These can theoretically transmit 1080p as well, but it’s unclear if every set-top box will serve 1080p via component. There is definitely one added step of converting the signal to analog and then back to digital, and in my case, the signal looked considerably worse. That alone is kind of a deal breaker for something you would permanently make part of all of your big screen TV viewing.

The other problem is that this fallback hook-up makes the whole set-up unnecessarily complicated, in my case adding probably an extra 40 minutes as I tried to figure out what exactly was going on with the HDMI signal. Said my host: “I would have put it back in the box 30 minutes ago.”

The bigger issue
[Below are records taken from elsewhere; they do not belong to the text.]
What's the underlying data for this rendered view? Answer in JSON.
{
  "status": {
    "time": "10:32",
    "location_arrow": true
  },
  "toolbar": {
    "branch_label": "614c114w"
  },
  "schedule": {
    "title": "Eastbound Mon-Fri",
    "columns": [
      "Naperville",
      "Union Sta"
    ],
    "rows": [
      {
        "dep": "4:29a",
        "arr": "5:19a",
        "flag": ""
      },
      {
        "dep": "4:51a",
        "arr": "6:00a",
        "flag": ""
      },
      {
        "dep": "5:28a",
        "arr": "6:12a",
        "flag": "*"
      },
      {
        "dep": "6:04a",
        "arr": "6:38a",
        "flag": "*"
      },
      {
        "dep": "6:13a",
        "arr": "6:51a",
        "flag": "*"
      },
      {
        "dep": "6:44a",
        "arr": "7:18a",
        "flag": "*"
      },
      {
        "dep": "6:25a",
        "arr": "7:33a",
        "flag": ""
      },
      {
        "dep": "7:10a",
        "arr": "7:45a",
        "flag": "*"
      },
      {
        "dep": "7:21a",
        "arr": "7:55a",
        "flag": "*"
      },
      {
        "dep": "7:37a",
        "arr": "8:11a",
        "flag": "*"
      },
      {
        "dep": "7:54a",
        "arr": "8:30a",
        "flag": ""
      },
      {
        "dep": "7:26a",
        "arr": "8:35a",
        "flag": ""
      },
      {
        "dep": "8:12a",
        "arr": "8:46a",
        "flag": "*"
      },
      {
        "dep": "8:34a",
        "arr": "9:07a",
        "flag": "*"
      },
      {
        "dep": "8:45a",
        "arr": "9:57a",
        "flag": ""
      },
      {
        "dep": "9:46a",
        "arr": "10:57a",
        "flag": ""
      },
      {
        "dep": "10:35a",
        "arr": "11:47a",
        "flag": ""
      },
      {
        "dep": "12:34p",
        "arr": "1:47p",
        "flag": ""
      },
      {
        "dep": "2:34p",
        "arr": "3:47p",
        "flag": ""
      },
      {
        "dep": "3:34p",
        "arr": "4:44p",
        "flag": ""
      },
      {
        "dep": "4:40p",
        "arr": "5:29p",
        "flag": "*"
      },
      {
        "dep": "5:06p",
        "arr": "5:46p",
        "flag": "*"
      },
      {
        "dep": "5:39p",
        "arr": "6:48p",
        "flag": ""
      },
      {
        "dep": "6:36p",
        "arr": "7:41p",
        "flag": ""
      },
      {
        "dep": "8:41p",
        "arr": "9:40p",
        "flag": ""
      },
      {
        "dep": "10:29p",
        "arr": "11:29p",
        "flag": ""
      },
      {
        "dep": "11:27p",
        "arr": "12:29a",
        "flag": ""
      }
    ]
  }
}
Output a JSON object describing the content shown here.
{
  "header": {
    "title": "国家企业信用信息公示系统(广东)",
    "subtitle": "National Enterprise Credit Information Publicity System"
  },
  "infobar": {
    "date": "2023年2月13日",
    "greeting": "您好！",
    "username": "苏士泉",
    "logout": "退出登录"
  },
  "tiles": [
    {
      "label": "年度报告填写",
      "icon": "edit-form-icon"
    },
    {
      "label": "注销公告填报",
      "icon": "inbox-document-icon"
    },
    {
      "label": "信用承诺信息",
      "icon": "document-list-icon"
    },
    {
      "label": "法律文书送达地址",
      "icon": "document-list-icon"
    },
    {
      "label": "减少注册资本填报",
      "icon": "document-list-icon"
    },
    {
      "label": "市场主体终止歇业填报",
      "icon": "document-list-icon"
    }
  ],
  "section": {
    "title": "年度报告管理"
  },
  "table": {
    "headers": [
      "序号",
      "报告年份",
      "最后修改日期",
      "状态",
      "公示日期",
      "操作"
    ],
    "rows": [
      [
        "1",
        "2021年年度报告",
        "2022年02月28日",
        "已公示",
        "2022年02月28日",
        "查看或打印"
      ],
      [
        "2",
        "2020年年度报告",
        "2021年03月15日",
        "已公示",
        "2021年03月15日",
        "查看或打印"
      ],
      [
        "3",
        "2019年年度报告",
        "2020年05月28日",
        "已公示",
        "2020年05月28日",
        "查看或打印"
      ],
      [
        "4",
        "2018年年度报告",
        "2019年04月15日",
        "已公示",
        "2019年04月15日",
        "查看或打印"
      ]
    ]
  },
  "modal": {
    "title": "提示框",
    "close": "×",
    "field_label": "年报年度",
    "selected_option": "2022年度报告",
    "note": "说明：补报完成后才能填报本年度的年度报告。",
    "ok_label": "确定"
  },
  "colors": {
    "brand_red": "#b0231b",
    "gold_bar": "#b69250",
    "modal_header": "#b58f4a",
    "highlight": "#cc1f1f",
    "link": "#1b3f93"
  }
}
Of course, I may have stumbled across the worst-case scenario. The Sling folks told me that Dish, (s DISH) for example, only encrypts its HBO channel via HDCP, and they hope that even that will eventually go away. “We don’t crack HDCP,” said Tannenbaum, adding that the company’s own encryption of streams could help to get studios more comfortable with place shifting. “We hope that this will open up a dialog,” he said.
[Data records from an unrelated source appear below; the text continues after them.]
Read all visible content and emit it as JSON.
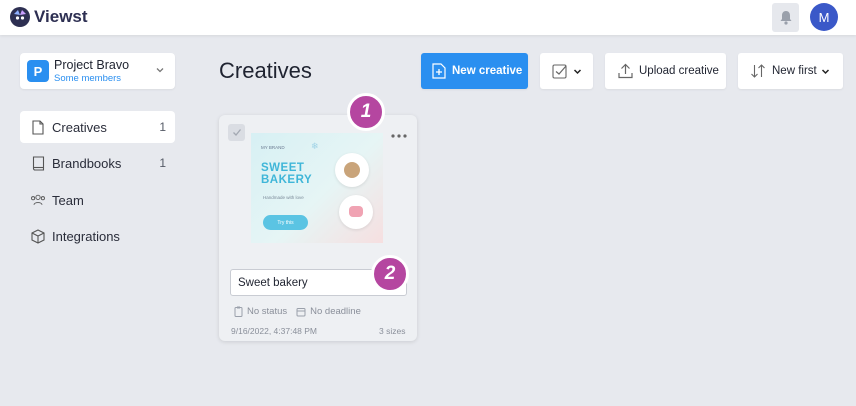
{
  "app": {
    "name": "Viewst"
  },
  "header": {
    "avatar_initial": "M",
    "bell_icon": "bell-icon"
  },
  "project": {
    "badge": "P",
    "name": "Project Bravo",
    "subtitle": "Some members"
  },
  "sidebar": {
    "items": [
      {
        "label": "Creatives",
        "count": "1",
        "icon": "file-icon",
        "active": true
      },
      {
        "label": "Brandbooks",
        "count": "1",
        "icon": "book-icon",
        "active": false
      },
      {
        "label": "Team",
        "count": "",
        "icon": "team-icon",
        "active": false
      },
      {
        "label": "Integrations",
        "count": "",
        "icon": "box-icon",
        "active": false
      }
    ]
  },
  "main": {
    "title": "Creatives",
    "toolbar": {
      "new_creative": "New creative",
      "upload_creative": "Upload creative",
      "sort": "New first"
    }
  },
  "card": {
    "name_value": "Sweet bakery",
    "status": "No status",
    "deadline": "No deadline",
    "date": "9/16/2022, 4:37:48 PM",
    "sizes": "3 sizes",
    "thumbnail": {
      "brand": "MY BRAND",
      "title_line1": "SWEET",
      "title_line2": "BAKERY",
      "tagline": "Handmade with love",
      "cta": "Try this"
    }
  },
  "annotations": {
    "step1": "1",
    "step2": "2"
  },
  "colors": {
    "primary": "#2a8ff0",
    "background": "#e7e9ee",
    "brand_dark": "#2d2f52",
    "step_badge": "#b546a0",
    "avatar": "#3a58c8"
  }
}
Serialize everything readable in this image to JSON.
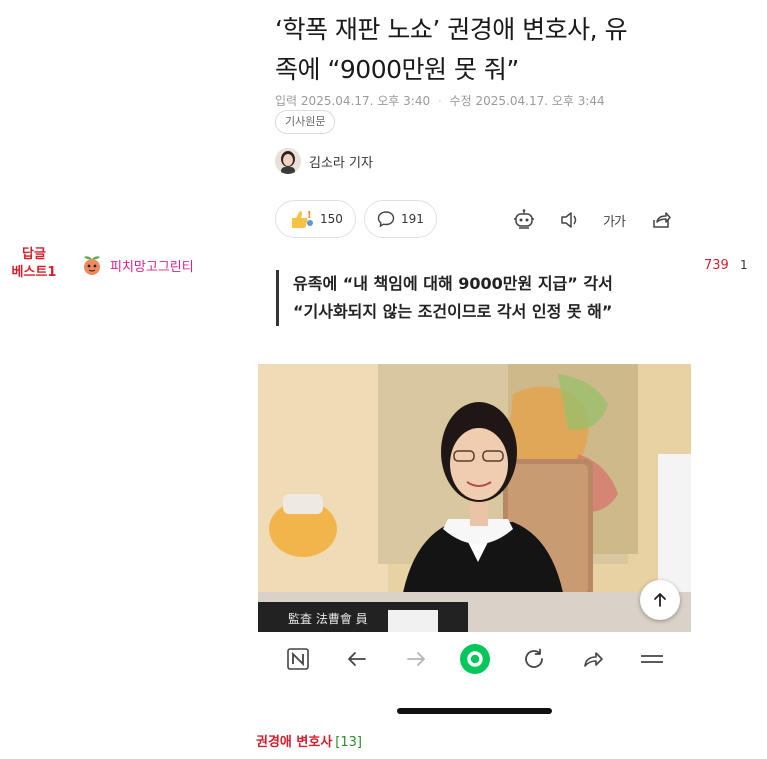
{
  "sidebar": {
    "best_badge_line1": "답글",
    "best_badge_line2": "베스트1",
    "author_name": "피치망고그린티",
    "views": "739",
    "recommend_count": "1"
  },
  "article": {
    "headline_line1": "‘학폭 재판 노쇼’ 권경애 변호사, 유",
    "headline_line2": "족에 “9000만원 못 줘”",
    "input_label": "입력",
    "input_date": "2025.04.17. 오후 3:40",
    "edit_label": "수정",
    "edit_date": "2025.04.17. 오후 3:44",
    "original_button": "기사원문",
    "reporter": "김소라 기자",
    "like_count": "150",
    "comment_count": "191",
    "font_size_label": "가가",
    "quote_line1": "유족에 “내 책임에 대해 9000만원 지급” 각서",
    "quote_line2": "“기사화되지 않는 조건이므로 각서 인정 못 해”"
  },
  "browser_nav": {
    "icons": [
      "naver-n-icon",
      "back-arrow-icon",
      "forward-arrow-icon",
      "green-home-icon",
      "refresh-icon",
      "share-icon",
      "menu-icon"
    ],
    "accent_color": "#03c75a"
  },
  "footer": {
    "board_link_name": "권경애 변호사",
    "board_link_count": "[13]"
  },
  "colors": {
    "best_red": "#d0202e",
    "author_pink": "#e0208a",
    "count_green": "#2f8a2f"
  }
}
But the bigger issue seems to me that Sling got its value proposition backward. It is launching with new devices that out of the box don’t add that much functionality over the previous generation. Sure, 1080p is nice, but matters little on a phone screen, and just a little more on an iPad.
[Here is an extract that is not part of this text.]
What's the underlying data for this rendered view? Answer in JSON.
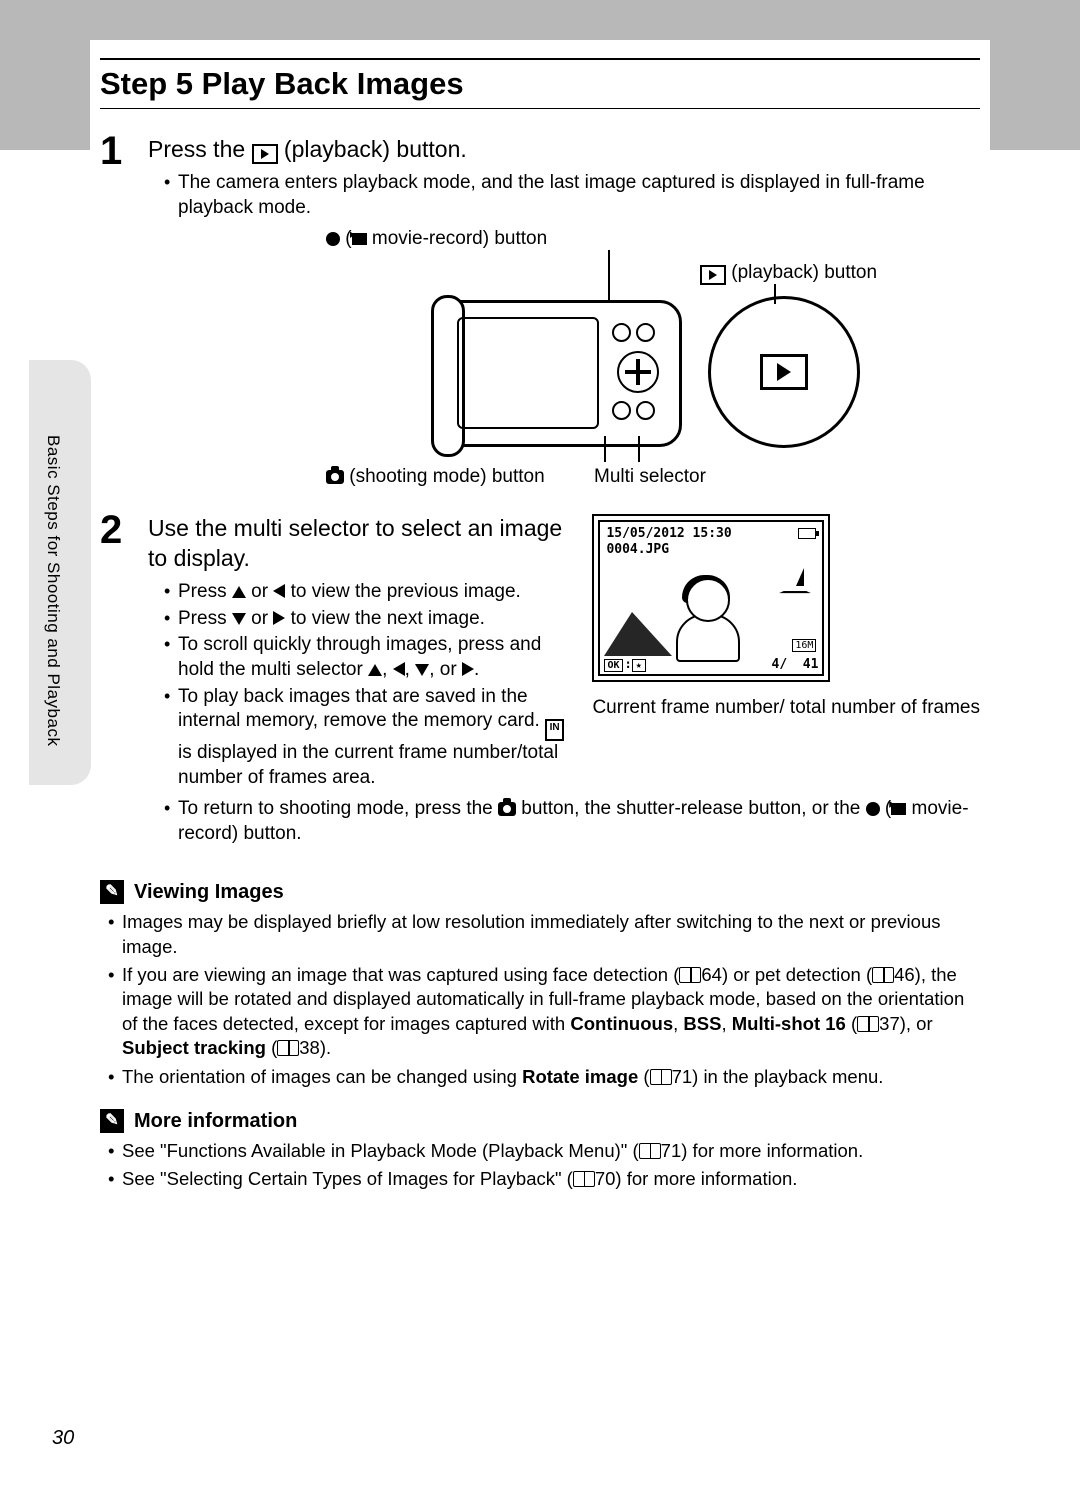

Meanwhile, viewing has evolved, and the traditional place shifting approach may not work as well anymore as it used to. In many households, people are now watching multiple programs on multiple screens at the same time, with only one of them being a TV, and others including iPads and laptops. But with place shifting, everyone is still watching the same – your cable box simply can’t serve more than one stream, no matter the cable connecting it to the Slingbox.

Sling potentially has some solutions for these problems, as I was told that the box will eventually get access to a VOD service. The company is also looking into second-screen functionality, making use of the fact that its boxes are sitting in between your cable box and your TV, which could allow all kinds of overlays. However, don’t expect the Slingbox to turn into a full-blown media streaming device with a plethora of apps. “We don’t think the world needs another app store,” said Tannenbaum.

Where’s the vision?

And then there is the personal media angle. The new boxes include functionality for Airplay-like (s AAPL) photo slide shows from your mobile devices, and I was shown advanced functionality that inlcudes the ability to constantly synch all of your mobile phone’s personal media to a hard drive attached to your Slingbox – and then consume it on any screen. That’s neat, but doesn’t seem world changing. I already have two services backing up all my camera phone photos to the cloud, and a NAS for local copies. So why add yet another media hub to the mix?

Sure, you might say, that’s you – and admittedly, I’m not the average consumer (and being a cord cutter, not part of Sling’s target audience anyway). But I’d argue that the average consumer won’t spend $300 on a Slingbox either. Instead, they’re gonna just install the HBO Go app, and their cable company’s app, and find that it works well enough, despite all of the aforementioned shortcomings.

What’s missing from the new generation of Slingboxes is a vision. Something grand, something that would change TV like place shifting and time shifting have done in the past. The Slingbox 500 may technically be capable of delivering this, but and may get much better over time – but with its current iteration, it’s just a slightly updated version of something that was cool four years ago.

2 Responses to “Sling gets two new boxes, sticks with an old idea”

  1. Sling is rapidly becoming irrelevant.
    More and more TV providers offer Apps that you can use at home.
    The only thing you have to add is to make that App think you are at home.
    Most WiFi routers and even Networked Harddisks offer VPN functionality.
    Turn that function on, set up a VPN connection on your iPhone or iPad and presto!
    You can watch TV everywhere.

  2. Mcbeese

    Slingbox should be huge on mobile devices now that LTE is rolling out! Oh wait, I forgot about data caps. Forget it, LTE is incompatible with video streaming in this country.